Raw materials: All stock used for parts that are fabricated in-house.
Examples: 6064 Aluminum, 303 Stainless Steel, Delrin, Redwood. Raw materials
can have high environmental impact if excessive resources were used to extract
the precursor material from the earth (e.g. a strip mining process), or if a
precious resource was harvested (e.g. exotic woods), or if hazardous waste is
generated in the creation of the material (e.g. ????), or if high energy is
used to create the material (e.g. a steel mill), or if considerable solid or
liquid residue is required during manufacture (e.g. paper)
Purchased components: All parts purchased from a supplier that will be assembled into your product with little or no post-processing. Examples: motor, bolt, sensor, cable, belt, data acquisition card.
Consumables: Parts that must be replaced on a regular basis when your product is used. Examples: coffee filters, batteries, film, toner cartridges.
Hazardous materials: Don't want these at all!
Packaging: The wrapping, box, cushioning, store display and so forth used to ship and present the product. When thinking about the environmental impact of packaging, consider the type and amount of packaging material and what happens to the packaging once the customer receives the product. Example: consider the paper and plastic waste used for every latte you buy, or consider the impact of bleached (white) versus unbleached (brown) packaging boxes.
Energy efficiency: Many products require energy for use. This includes all products that plug into the wall, that use batteries, or that use fuel. Energy efficiency can mean that the product is not used for very long (e.g. a hair dryer that dries your hair quickly) or that the product uses very little energy when running (e.g. a refrigerator that uses a high-efficiency electric motor or an automobile with high mpg or a laptop that runs a long time on a single battery charge).
Waste and recycling streams: Most products must be separated into material categories for recycling. For example, the glass jars you recycle at home must have their lids removed, and automobiles destined for the shredder must have their battery removed and oil drained.

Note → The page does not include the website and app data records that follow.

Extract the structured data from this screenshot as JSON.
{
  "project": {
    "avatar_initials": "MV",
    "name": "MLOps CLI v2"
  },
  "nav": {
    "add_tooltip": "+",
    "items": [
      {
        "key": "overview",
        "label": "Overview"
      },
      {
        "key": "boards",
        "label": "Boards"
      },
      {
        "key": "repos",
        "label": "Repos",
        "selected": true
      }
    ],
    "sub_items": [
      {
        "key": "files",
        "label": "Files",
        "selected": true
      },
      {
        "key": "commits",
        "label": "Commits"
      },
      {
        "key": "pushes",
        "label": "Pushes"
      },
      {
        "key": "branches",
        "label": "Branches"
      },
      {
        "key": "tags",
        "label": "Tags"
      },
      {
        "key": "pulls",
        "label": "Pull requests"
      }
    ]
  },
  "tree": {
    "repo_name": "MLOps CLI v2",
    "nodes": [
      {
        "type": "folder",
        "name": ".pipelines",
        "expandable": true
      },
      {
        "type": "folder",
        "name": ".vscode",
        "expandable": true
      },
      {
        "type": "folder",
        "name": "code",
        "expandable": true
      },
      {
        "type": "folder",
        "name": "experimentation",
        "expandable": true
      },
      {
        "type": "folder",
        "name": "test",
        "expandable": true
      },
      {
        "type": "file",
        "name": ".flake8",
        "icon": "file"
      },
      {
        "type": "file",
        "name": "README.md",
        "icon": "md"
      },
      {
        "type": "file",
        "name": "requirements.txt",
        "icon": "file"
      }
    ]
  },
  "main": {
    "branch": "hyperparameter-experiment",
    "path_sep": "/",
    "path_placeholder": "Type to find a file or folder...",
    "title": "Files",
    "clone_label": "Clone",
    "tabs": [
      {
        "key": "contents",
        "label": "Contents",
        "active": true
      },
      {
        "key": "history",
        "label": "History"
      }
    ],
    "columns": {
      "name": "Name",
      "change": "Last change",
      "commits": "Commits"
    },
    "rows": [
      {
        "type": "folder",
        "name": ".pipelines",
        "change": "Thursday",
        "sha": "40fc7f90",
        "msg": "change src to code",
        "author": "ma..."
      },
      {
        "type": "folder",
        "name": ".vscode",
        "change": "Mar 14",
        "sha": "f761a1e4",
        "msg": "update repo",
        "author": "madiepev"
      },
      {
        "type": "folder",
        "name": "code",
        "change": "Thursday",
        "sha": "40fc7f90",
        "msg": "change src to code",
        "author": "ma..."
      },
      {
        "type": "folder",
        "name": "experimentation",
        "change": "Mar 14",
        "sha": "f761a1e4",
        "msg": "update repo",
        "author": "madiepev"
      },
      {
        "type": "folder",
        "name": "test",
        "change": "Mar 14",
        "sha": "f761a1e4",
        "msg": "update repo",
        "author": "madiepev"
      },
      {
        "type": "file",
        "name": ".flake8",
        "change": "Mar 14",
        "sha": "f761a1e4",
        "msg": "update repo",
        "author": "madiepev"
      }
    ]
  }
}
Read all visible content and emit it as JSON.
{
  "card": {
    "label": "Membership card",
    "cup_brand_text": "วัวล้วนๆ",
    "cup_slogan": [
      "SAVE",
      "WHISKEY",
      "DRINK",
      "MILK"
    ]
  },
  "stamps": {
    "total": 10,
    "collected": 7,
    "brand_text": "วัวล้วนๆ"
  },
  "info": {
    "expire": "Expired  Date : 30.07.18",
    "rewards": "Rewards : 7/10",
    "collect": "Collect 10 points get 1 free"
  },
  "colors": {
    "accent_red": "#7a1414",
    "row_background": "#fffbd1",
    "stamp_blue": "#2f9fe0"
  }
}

Green regulations: Any city, county, state, federal, or international regulations that apply to the product as a whole or to any material or component in the product. For example, University of Minnesota regulations prevent you from throwing batteries away. The state of California has outlawed the use of lead in house keys. The EPA prevents you from dumping manufacturing wastes into streams. Europe has very strict take-back regulations.